**Try it**
Excluding any images, copy all of the lines below precisely as written.
• • • •
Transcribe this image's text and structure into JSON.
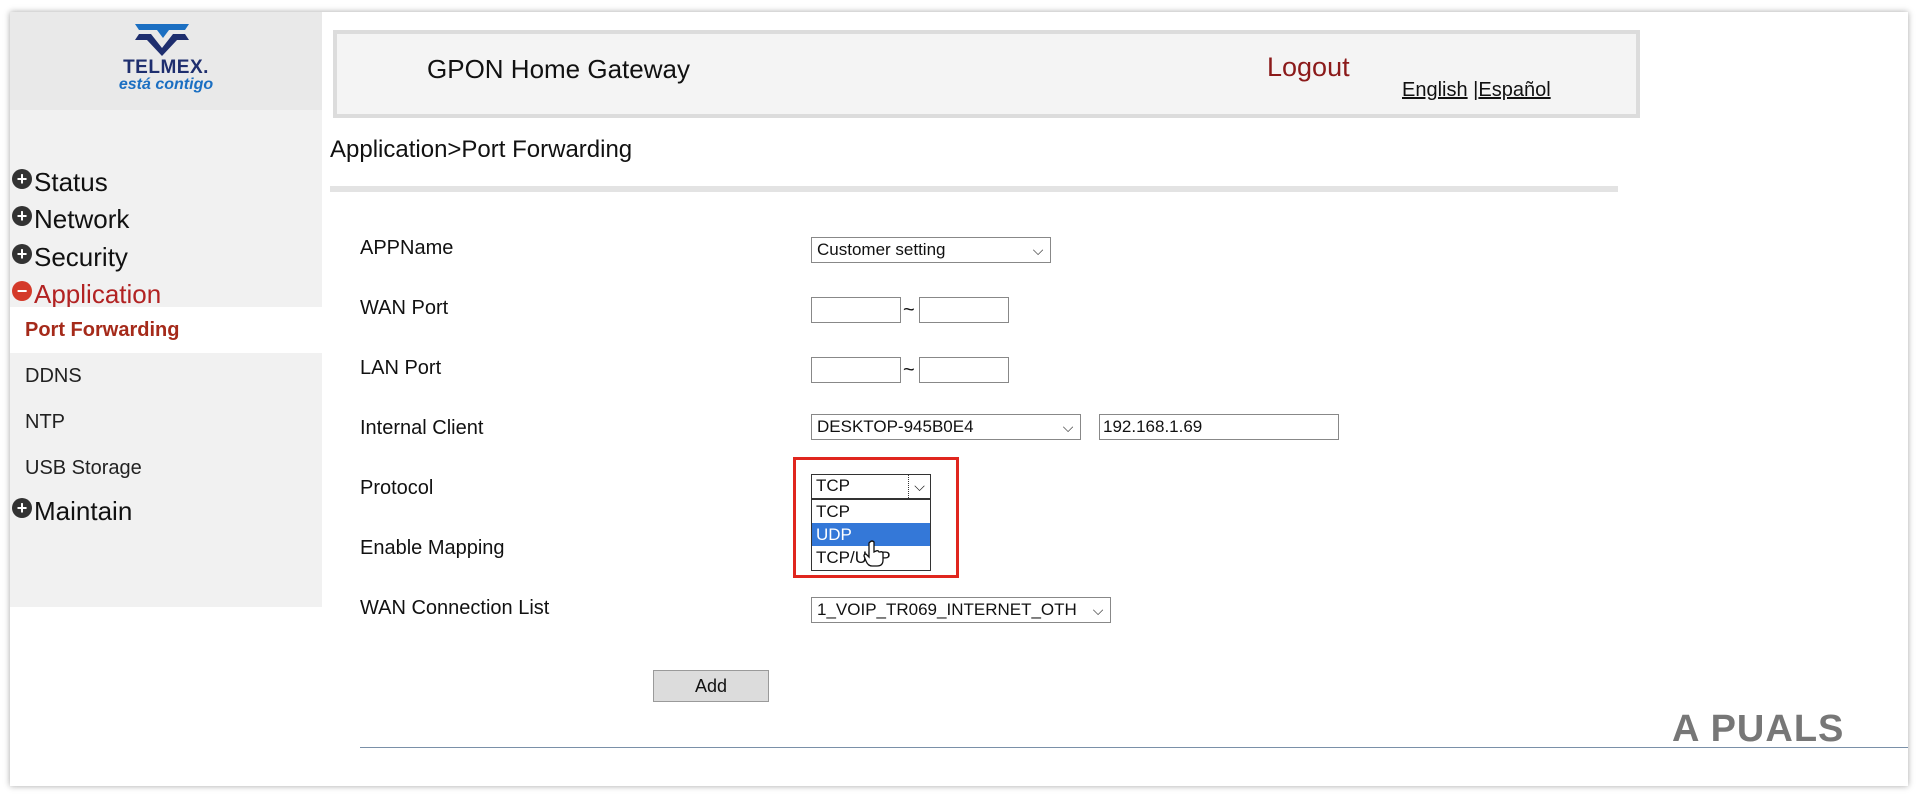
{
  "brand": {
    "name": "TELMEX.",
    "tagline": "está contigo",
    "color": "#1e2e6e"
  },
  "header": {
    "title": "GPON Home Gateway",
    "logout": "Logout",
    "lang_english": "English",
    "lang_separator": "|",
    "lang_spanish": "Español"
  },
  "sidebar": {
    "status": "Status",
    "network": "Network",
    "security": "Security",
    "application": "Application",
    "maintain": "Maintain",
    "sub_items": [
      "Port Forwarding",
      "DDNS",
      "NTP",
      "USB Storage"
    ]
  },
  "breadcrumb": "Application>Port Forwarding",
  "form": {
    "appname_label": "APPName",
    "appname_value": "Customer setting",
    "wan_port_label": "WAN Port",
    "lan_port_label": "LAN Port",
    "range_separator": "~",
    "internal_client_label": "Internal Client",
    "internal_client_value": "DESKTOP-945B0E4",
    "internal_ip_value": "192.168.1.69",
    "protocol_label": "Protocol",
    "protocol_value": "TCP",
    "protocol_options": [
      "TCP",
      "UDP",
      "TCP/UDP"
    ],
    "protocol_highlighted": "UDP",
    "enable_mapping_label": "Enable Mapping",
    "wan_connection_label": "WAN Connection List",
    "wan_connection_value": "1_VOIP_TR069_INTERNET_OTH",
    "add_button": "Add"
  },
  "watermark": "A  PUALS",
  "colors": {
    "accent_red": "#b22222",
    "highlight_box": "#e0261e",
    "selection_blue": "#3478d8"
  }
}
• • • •
**Output for this exercise**
Transcribe this image's text and structure into JSON.
{
  "brand": {
    "name": "TELMEX.",
    "tagline": "está contigo",
    "color": "#1e2e6e"
  },
  "header": {
    "title": "GPON Home Gateway",
    "logout": "Logout",
    "lang_english": "English",
    "lang_separator": "|",
    "lang_spanish": "Español"
  },
  "sidebar": {
    "status": "Status",
    "network": "Network",
    "security": "Security",
    "application": "Application",
    "maintain": "Maintain",
    "sub_items": [
      "Port Forwarding",
      "DDNS",
      "NTP",
      "USB Storage"
    ]
  },
  "breadcrumb": "Application>Port Forwarding",
  "form": {
    "appname_label": "APPName",
    "appname_value": "Customer setting",
    "wan_port_label": "WAN Port",
    "lan_port_label": "LAN Port",
    "range_separator": "~",
    "internal_client_label": "Internal Client",
    "internal_client_value": "DESKTOP-945B0E4",
    "internal_ip_value": "192.168.1.69",
    "protocol_label": "Protocol",
    "protocol_value": "TCP",
    "protocol_options": [
      "TCP",
      "UDP",
      "TCP/UDP"
    ],
    "protocol_highlighted": "UDP",
    "enable_mapping_label": "Enable Mapping",
    "wan_connection_label": "WAN Connection List",
    "wan_connection_value": "1_VOIP_TR069_INTERNET_OTH",
    "add_button": "Add"
  },
  "watermark": "A  PUALS",
  "colors": {
    "accent_red": "#b22222",
    "highlight_box": "#e0261e",
    "selection_blue": "#3478d8"
  }
}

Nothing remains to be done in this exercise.